Oh good to know. I almost never use eBay. I still don’t understand for example why some choose to list Buy It Now with no bidding, some with, some have phenomenal return policies, some none, some seem to allow making an offer, etc. Just never really shopped on here over the years.
And I should have said that if you would be willing to pay $100 for an item, and you bid that amount, you won't necessarily pay $100. If another bidder, or bidders, bid a maximum of $27 on our hypothetical item, you would only pay $28.
I have an extra vintage size 34 that is my wife's coat. It is too big for her and is for sale, but I won't sell it to you because it would be too small for you. The chest would be too tight and the sleeves and body too short. As I have told you before, a 36 or a 38 might be your best bet.
I really need to read up on eBay, to understand how max bids work and whatnot. I thought once you place a bid that’s the price you’ll pay, similar to a traditional auction.
Re: the 34, no worries, but that will be the next size I’ll be purchasing. With my 38” chest, I’ve tried on a size 36 with a 20” p2p and it was too large. DrMacabre’s post just now is a perfect example. He has the same chest as me and posed in his new 36. That to me is not a trim fit, at least not the trim fit I’m going for. (If he were to take his hands out of his pockets and pose in a neutral stance, the coat would be too large and bulky for my taste.) Also notice you said it’s a trim fit without a sweater underneath but he is wearing a sweater (not a thick one, but a sweater nonetheless), so imagine that coat on top of just a t shirt. To me that wouldn’t be a trim fit, but to each their own. For comparison, this is the look/trimness I’m going for:
Now that there obviously is a thinner material more akin to a suit, and in a thick wool of a peacoat I don’t expect the same sharp lines and silhouette, but if you see this 34 here on the man:
you see almost exactly what I’m after.
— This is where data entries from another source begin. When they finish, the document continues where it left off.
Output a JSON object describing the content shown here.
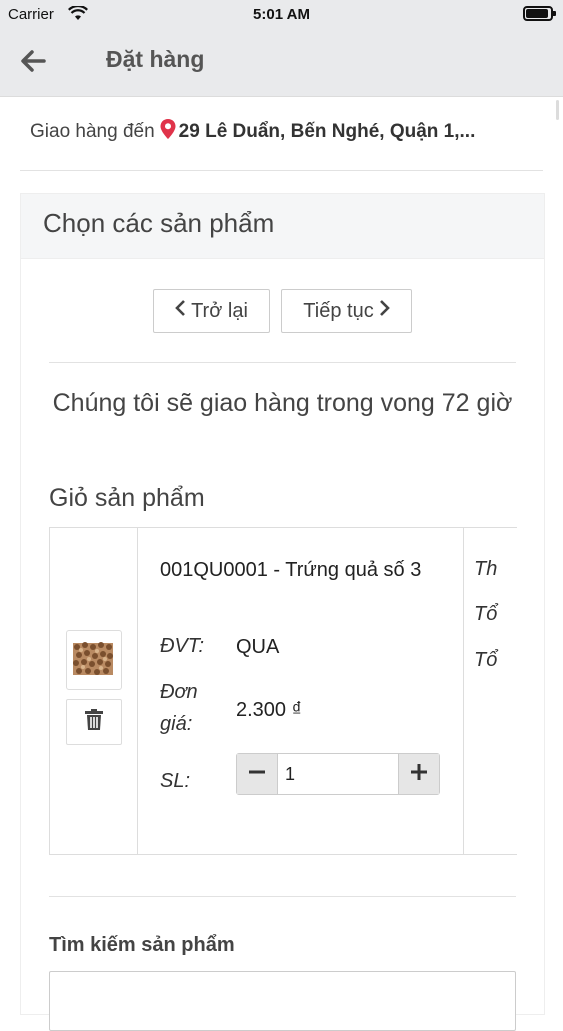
{
  "status_bar": {
    "carrier": "Carrier",
    "time": "5:01 AM"
  },
  "nav": {
    "title": "Đặt hàng"
  },
  "delivery": {
    "label": "Giao hàng đến",
    "address": "29 Lê Duẩn, Bến Nghé, Quận 1,..."
  },
  "panel": {
    "title": "Chọn các sản phẩm"
  },
  "buttons": {
    "back": "Trở lại",
    "next": "Tiếp tục"
  },
  "notice": "Chúng tôi sẽ giao hàng trong vong 72 giờ",
  "cart": {
    "title": "Giỏ sản phẩm",
    "item": {
      "name": "001QU0001 - Trứng quả số 3",
      "unit_label": "ĐVT:",
      "unit_value": "QUA",
      "price_label": "Đơn giá:",
      "price_value": "2.300 ₫",
      "qty_label": "SL:",
      "qty_value": "1",
      "extra_labels": [
        "Th",
        "Tổ",
        "Tổ"
      ]
    }
  },
  "search": {
    "label": "Tìm kiếm sản phẩm",
    "placeholder": ""
  },
  "colors": {
    "accent_pin": "#e0334a",
    "nav_bg": "#e9eaec"
  },
  "icons": [
    "back-arrow-icon",
    "location-pin-icon",
    "chevron-left-icon",
    "chevron-right-icon",
    "trash-icon",
    "minus-icon",
    "plus-icon",
    "wifi-icon",
    "battery-icon"
  ]
}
That slim, fitted look but in the thickness of a peacoat. I’m not positive that will be the final result, but given the vintage 36 I tried on was too large, it’s my last option.
I’ve been on the hunt for a peacoat and was ready to pull the trigger on a more vintage version made of 100% Melton wool. After, so serious thought, I realized that if I’m going to use my peacoat for more than a few days a year hear in Southern California, I’ll need a peacoat that is lighter in weight?
Can anyone recommend me a lighter weight wool peacoat that is not so trendy and does not sacrifice quality?
Actually, if it was a vintage model, it probably would have had a Kersey shell and not the Melton. Although there were some contracts in the 70s that used Melton. Most of those are labeled "Melton" but not all of them. Kersey is the superior material.
During the winter your temps will be in the mid 60s during the daytime. A peacoat would be way too warm. At night you will have some nights with lows in the upper 40s — low 50s. That is peacoat weather, but just barely.
For a vintage peacoat guide, please see the link below. Sorry, but I don't know anything about the civilian "peacoats."
I recently bought a vintage peacoat in good condition and would like some help dating it.
I found a great guide out here from a reputable source and would say it is pre-1946, correct? Unfortunately, the label has been cut off. However, there is a little tag underneath the usual "naval clothing company" label.
Does someone know the meaning of it? The tag picture was taken upside down.
Thanks in advance
Without the tag, the closest I can get is between 1938 and 1945. This is the WWII style peacoat.
Don't know which dating guide you used, but there is one here on TFL written by the world's foremost authority on US Navy peacoats. I have linked it below.
Welcome to the Lounge.
Thanks again for the support, I think that's the guide I read